## Source data
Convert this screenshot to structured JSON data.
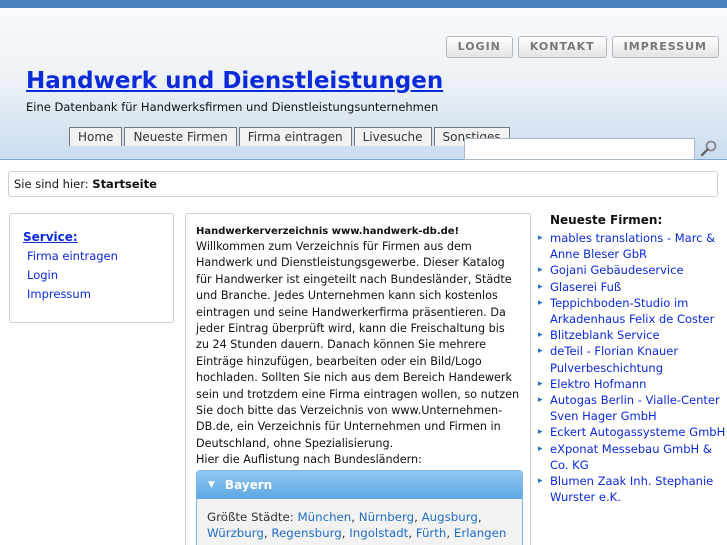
{
  "topnav": [
    "LOGIN",
    "KONTAKT",
    "IMPRESSUM"
  ],
  "site": {
    "title": "Handwerk und Dienstleistungen",
    "subtitle": "Eine Datenbank für Handwerksfirmen und Dienstleistungsunternehmen"
  },
  "tabs": [
    "Home",
    "Neueste Firmen",
    "Firma eintragen",
    "Livesuche",
    "Sonstiges"
  ],
  "search": {
    "value": ""
  },
  "breadcrumb": {
    "prefix": "Sie sind hier:",
    "current": "Startseite"
  },
  "service": {
    "title": "Service:",
    "links": [
      "Firma eintragen",
      "Login",
      "Impressum"
    ]
  },
  "main": {
    "intro_title": "Handwerkerverzeichnis www.handwerk-db.de!",
    "intro": "Willkommen zum Verzeichnis für Firmen aus dem Handwerk und Dienstleistungsgewerbe. Dieser Katalog für Handwerker ist eingeteilt nach Bundesländer, Städte und Branche. Jedes Unternehmen kann sich kostenlos eintragen und seine Handwerkerfirma präsentieren. Da jeder Eintrag überprüft wird, kann die Freischaltung bis zu 24 Stunden dauern. Danach können Sie mehrere Einträge hinzufügen, bearbeiten oder ein Bild/Logo hochladen. Sollten Sie nich aus dem Bereich Handewerk sein und trotzdem eine Firma eintragen wollen, so nutzen Sie doch bitte das Verzeichnis von www.Unternehmen-DB.de, ein Verzeichnis für Unternehmen und Firmen in Deutschland, ohne Spezialisierung.",
    "list_intro": "Hier die Auflistung nach Bundesländern:",
    "accordion": {
      "title": "Bayern",
      "cities_label": "Größte Städte:",
      "cities": [
        "München",
        "Nürnberg",
        "Augsburg",
        "Würzburg",
        "Regensburg",
        "Ingolstadt",
        "Fürth",
        "Erlangen"
      ]
    }
  },
  "newest": {
    "title": "Neueste Firmen:",
    "items": [
      "mables translations - Marc & Anne Bleser GbR",
      "Gojani Gebäudeservice",
      "Glaserei Fuß",
      "Teppichboden-Studio im Arkadenhaus Felix de Coster",
      "Blitzeblank Service",
      "deTeil - Florian Knauer Pulverbeschichtung",
      "Elektro Hofmann",
      "Autogas Berlin - Vialle-Center Sven Hager GmbH",
      "Eckert Autogassysteme GmbH",
      "eXponat Messebau GmbH & Co. KG",
      "Blumen Zaak Inh. Stephanie Wurster e.K."
    ]
  },
  "colors": {
    "link": "#0b2ad8",
    "accent": "#4a7fc0",
    "accordion": "#5ea8e3"
  }
}
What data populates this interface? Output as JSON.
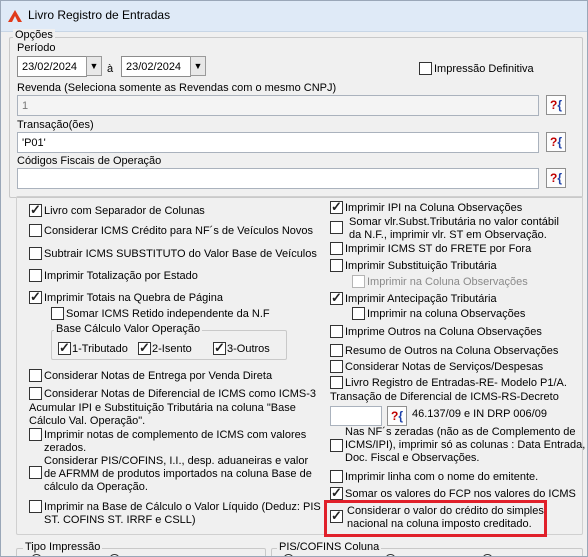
{
  "window": {
    "title": "Livro Registro de Entradas"
  },
  "opcoes": {
    "title": "Opções",
    "periodo_label": "Período",
    "date_from": "23/02/2024",
    "date_sep": "à",
    "date_to": "23/02/2024",
    "impressao_definitiva": {
      "label": "Impressão Definitiva",
      "checked": false
    },
    "revenda_label": "Revenda (Seleciona somente as Revendas com o mesmo CNPJ)",
    "revenda_value": "1",
    "transacao_label": "Transação(ões)",
    "transacao_value": "'P01'",
    "cfop_label": "Códigos Fiscais de Operação",
    "cfop_value": "",
    "lookup_q": "?",
    "lookup_b": "{"
  },
  "left_options": [
    {
      "label": "Livro com Separador de Colunas",
      "checked": true
    },
    {
      "label": "Considerar ICMS Crédito para NF´s de Veículos Novos",
      "checked": false
    },
    {
      "label": "Subtrair ICMS SUBSTITUTO do Valor Base de Veículos",
      "checked": false
    },
    {
      "label": "Imprimir Totalização por Estado",
      "checked": false
    },
    {
      "label": "Imprimir Totais na Quebra de Página",
      "checked": true
    },
    {
      "label": "Somar ICMS Retido independente da N.F",
      "checked": false
    },
    {
      "label": "Considerar Notas de Entrega por Venda Direta",
      "checked": false
    },
    {
      "label": "Considerar Notas de Diferencial de ICMS como ICMS-3",
      "checked": false
    },
    {
      "label": "Imprimir notas de complemento de ICMS com valores",
      "checked": false
    },
    {
      "label": "Considerar PIS/COFINS, I.I., desp. aduaneiras e valor",
      "checked": false
    },
    {
      "label": "Imprimir na Base de Cálculo o Valor Líquido (Deduz: PIS",
      "checked": false
    }
  ],
  "left_text": {
    "base_calculo_title": "Base Cálculo Valor Operação",
    "base_opts": [
      {
        "label": "1-Tributado",
        "checked": true
      },
      {
        "label": "2-Isento",
        "checked": true
      },
      {
        "label": "3-Outros",
        "checked": true
      }
    ],
    "acumular_1": "Acumular IPI e Substituição Tributária na coluna \"Base",
    "acumular_2": "Cálculo Val. Operação\".",
    "complemento_2": "zerados.",
    "pis_2": "de AFRMM de produtos importados na coluna Base de",
    "pis_3": "cálculo da Operação.",
    "liquido_2": "ST. COFINS ST. IRRF e CSLL)"
  },
  "right_options": [
    {
      "label": "Imprimir IPI na Coluna Observações",
      "checked": true
    },
    {
      "label": "Somar vlr.Subst.Tributária no valor contábil",
      "checked": false
    },
    {
      "label": "Imprimir ICMS ST do FRETE por Fora",
      "checked": false
    },
    {
      "label": "Imprimir Substituição Tributária",
      "checked": false
    },
    {
      "label": "Imprimir na Coluna Observações",
      "checked": false,
      "disabled": true
    },
    {
      "label": "Imprimir Antecipação Tributária",
      "checked": true
    },
    {
      "label": "Imprimir na coluna Observações",
      "checked": false
    },
    {
      "label": "Imprime Outros na Coluna Observações",
      "checked": false
    },
    {
      "label": "Resumo de Outros na Coluna Observações",
      "checked": false
    },
    {
      "label": "Considerar Notas de Serviços/Despesas",
      "checked": false
    },
    {
      "label": "Livro Registro de Entradas-RE- Modelo P1/A.",
      "checked": false
    },
    {
      "label": "Nas NF´s zeradas (não as de Complemento de",
      "checked": false
    },
    {
      "label": "Imprimir linha com o nome do emitente.",
      "checked": false
    },
    {
      "label": "Somar os valores do FCP  nos valores do ICMS",
      "checked": true
    },
    {
      "label": "Considerar o valor do crédito do simples",
      "checked": true
    }
  ],
  "right_text": {
    "somar_2": "da N.F., imprimir vlr. ST em Observação.",
    "transacao_dif": "Transação de Diferencial de ICMS-RS-Decreto",
    "decreto": "46.137/09  e IN DRP 006/09",
    "zeradas_2": "ICMS/IPI), imprimir só as colunas : Data Entrada,",
    "zeradas_3": "Doc. Fiscal e Observações.",
    "simples_2": "nacional na coluna imposto creditado."
  },
  "bottom": {
    "tipo_impressao": "Tipo Impressão",
    "pis_cofins_coluna": "PIS/COFINS Coluna"
  }
}
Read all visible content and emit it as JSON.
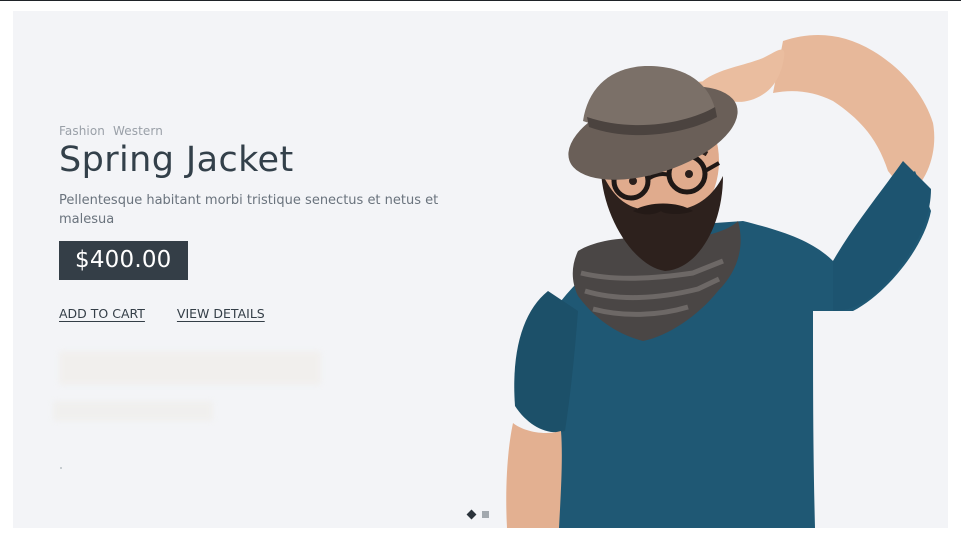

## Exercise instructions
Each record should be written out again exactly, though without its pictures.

## Result of this task
Convert this screenshot to structured JSON data.
{
  "topnav": [
    "LOGIN",
    "KONTAKT",
    "IMPRESSUM"
  ],
  "site": {
    "title": "Handwerk und Dienstleistungen",
    "subtitle": "Eine Datenbank für Handwerksfirmen und Dienstleistungsunternehmen"
  },
  "tabs": [
    "Home",
    "Neueste Firmen",
    "Firma eintragen",
    "Livesuche",
    "Sonstiges"
  ],
  "search": {
    "value": ""
  },
  "breadcrumb": {
    "prefix": "Sie sind hier:",
    "current": "Startseite"
  },
  "service": {
    "title": "Service:",
    "links": [
      "Firma eintragen",
      "Login",
      "Impressum"
    ]
  },
  "main": {
    "intro_title": "Handwerkerverzeichnis www.handwerk-db.de!",
    "intro": "Willkommen zum Verzeichnis für Firmen aus dem Handwerk und Dienstleistungsgewerbe. Dieser Katalog für Handwerker ist eingeteilt nach Bundesländer, Städte und Branche. Jedes Unternehmen kann sich kostenlos eintragen und seine Handwerkerfirma präsentieren. Da jeder Eintrag überprüft wird, kann die Freischaltung bis zu 24 Stunden dauern. Danach können Sie mehrere Einträge hinzufügen, bearbeiten oder ein Bild/Logo hochladen. Sollten Sie nich aus dem Bereich Handewerk sein und trotzdem eine Firma eintragen wollen, so nutzen Sie doch bitte das Verzeichnis von www.Unternehmen-DB.de, ein Verzeichnis für Unternehmen und Firmen in Deutschland, ohne Spezialisierung.",
    "list_intro": "Hier die Auflistung nach Bundesländern:",
    "accordion": {
      "title": "Bayern",
      "cities_label": "Größte Städte:",
      "cities": [
        "München",
        "Nürnberg",
        "Augsburg",
        "Würzburg",
        "Regensburg",
        "Ingolstadt",
        "Fürth",
        "Erlangen"
      ]
    }
  },
  "newest": {
    "title": "Neueste Firmen:",
    "items": [
      "mables translations - Marc & Anne Bleser GbR",
      "Gojani Gebäudeservice",
      "Glaserei Fuß",
      "Teppichboden-Studio im Arkadenhaus Felix de Coster",
      "Blitzeblank Service",
      "deTeil - Florian Knauer Pulverbeschichtung",
      "Elektro Hofmann",
      "Autogas Berlin - Vialle-Center Sven Hager GmbH",
      "Eckert Autogassysteme GmbH",
      "eXponat Messebau GmbH & Co. KG",
      "Blumen Zaak Inh. Stephanie Wurster e.K."
    ]
  },
  "colors": {
    "link": "#0b2ad8",
    "accent": "#4a7fc0",
    "accordion": "#5ea8e3"
  }
}
What data populates this interface? Output as JSON.
{
  "window": {
    "title": "Livro Registro de Entradas"
  },
  "opcoes": {
    "title": "Opções",
    "periodo_label": "Período",
    "date_from": "23/02/2024",
    "date_sep": "à",
    "date_to": "23/02/2024",
    "impressao_definitiva": {
      "label": "Impressão Definitiva",
      "checked": false
    },
    "revenda_label": "Revenda (Seleciona somente as Revendas com o mesmo CNPJ)",
    "revenda_value": "1",
    "transacao_label": "Transação(ões)",
    "transacao_value": "'P01'",
    "cfop_label": "Códigos Fiscais de Operação",
    "cfop_value": "",
    "lookup_q": "?",
    "lookup_b": "{"
  },
  "left_options": [
    {
      "label": "Livro com Separador de Colunas",
      "checked": true
    },
    {
      "label": "Considerar ICMS Crédito para NF´s de Veículos Novos",
      "checked": false
    },
    {
      "label": "Subtrair ICMS SUBSTITUTO do Valor Base de Veículos",
      "checked": false
    },
    {
      "label": "Imprimir Totalização por Estado",
      "checked": false
    },
    {
      "label": "Imprimir Totais na Quebra de Página",
      "checked": true
    },
    {
      "label": "Somar ICMS Retido independente da N.F",
      "checked": false
    },
    {
      "label": "Considerar Notas de Entrega por Venda Direta",
      "checked": false
    },
    {
      "label": "Considerar Notas de Diferencial de ICMS como ICMS-3",
      "checked": false
    },
    {
      "label": "Imprimir notas de complemento de ICMS com valores",
      "checked": false
    },
    {
      "label": "Considerar PIS/COFINS, I.I., desp. aduaneiras e valor",
      "checked": false
    },
    {
      "label": "Imprimir na Base de Cálculo o Valor Líquido (Deduz: PIS",
      "checked": false
    }
  ],
  "left_text": {
    "base_calculo_title": "Base Cálculo Valor Operação",
    "base_opts": [
      {
        "label": "1-Tributado",
        "checked": true
      },
      {
        "label": "2-Isento",
        "checked": true
      },
      {
        "label": "3-Outros",
        "checked": true
      }
    ],
    "acumular_1": "Acumular IPI e Substituição Tributária na coluna \"Base",
    "acumular_2": "Cálculo Val. Operação\".",
    "complemento_2": "zerados.",
    "pis_2": "de AFRMM de produtos importados na coluna Base de",
    "pis_3": "cálculo da Operação.",
    "liquido_2": "ST. COFINS ST. IRRF e CSLL)"
  },
  "right_options": [
    {
      "label": "Imprimir IPI na Coluna Observações",
      "checked": true
    },
    {
      "label": "Somar vlr.Subst.Tributária no valor contábil",
      "checked": false
    },
    {
      "label": "Imprimir ICMS ST do FRETE por Fora",
      "checked": false
    },
    {
      "label": "Imprimir Substituição Tributária",
      "checked": false
    },
    {
      "label": "Imprimir na Coluna Observações",
      "checked": false,
      "disabled": true
    },
    {
      "label": "Imprimir Antecipação Tributária",
      "checked": true
    },
    {
      "label": "Imprimir na coluna Observações",
      "checked": false
    },
    {
      "label": "Imprime Outros na Coluna Observações",
      "checked": false
    },
    {
      "label": "Resumo de Outros na Coluna Observações",
      "checked": false
    },
    {
      "label": "Considerar Notas de Serviços/Despesas",
      "checked": false
    },
    {
      "label": "Livro Registro de Entradas-RE- Modelo P1/A.",
      "checked": false
    },
    {
      "label": "Nas NF´s zeradas (não as de Complemento de",
      "checked": false
    },
    {
      "label": "Imprimir linha com o nome do emitente.",
      "checked": false
    },
    {
      "label": "Somar os valores do FCP  nos valores do ICMS",
      "checked": true
    },
    {
      "label": "Considerar o valor do crédito do simples",
      "checked": true
    }
  ],
  "right_text": {
    "somar_2": "da N.F., imprimir vlr. ST em Observação.",
    "transacao_dif": "Transação de Diferencial de ICMS-RS-Decreto",
    "decreto": "46.137/09  e IN DRP 006/09",
    "zeradas_2": "ICMS/IPI), imprimir só as colunas : Data Entrada,",
    "zeradas_3": "Doc. Fiscal e Observações.",
    "simples_2": "nacional na coluna imposto creditado."
  },
  "bottom": {
    "tipo_impressao": "Tipo Impressão",
    "pis_cofins_coluna": "PIS/COFINS Coluna"
  }
}
Read all visible content and emit it as JSON.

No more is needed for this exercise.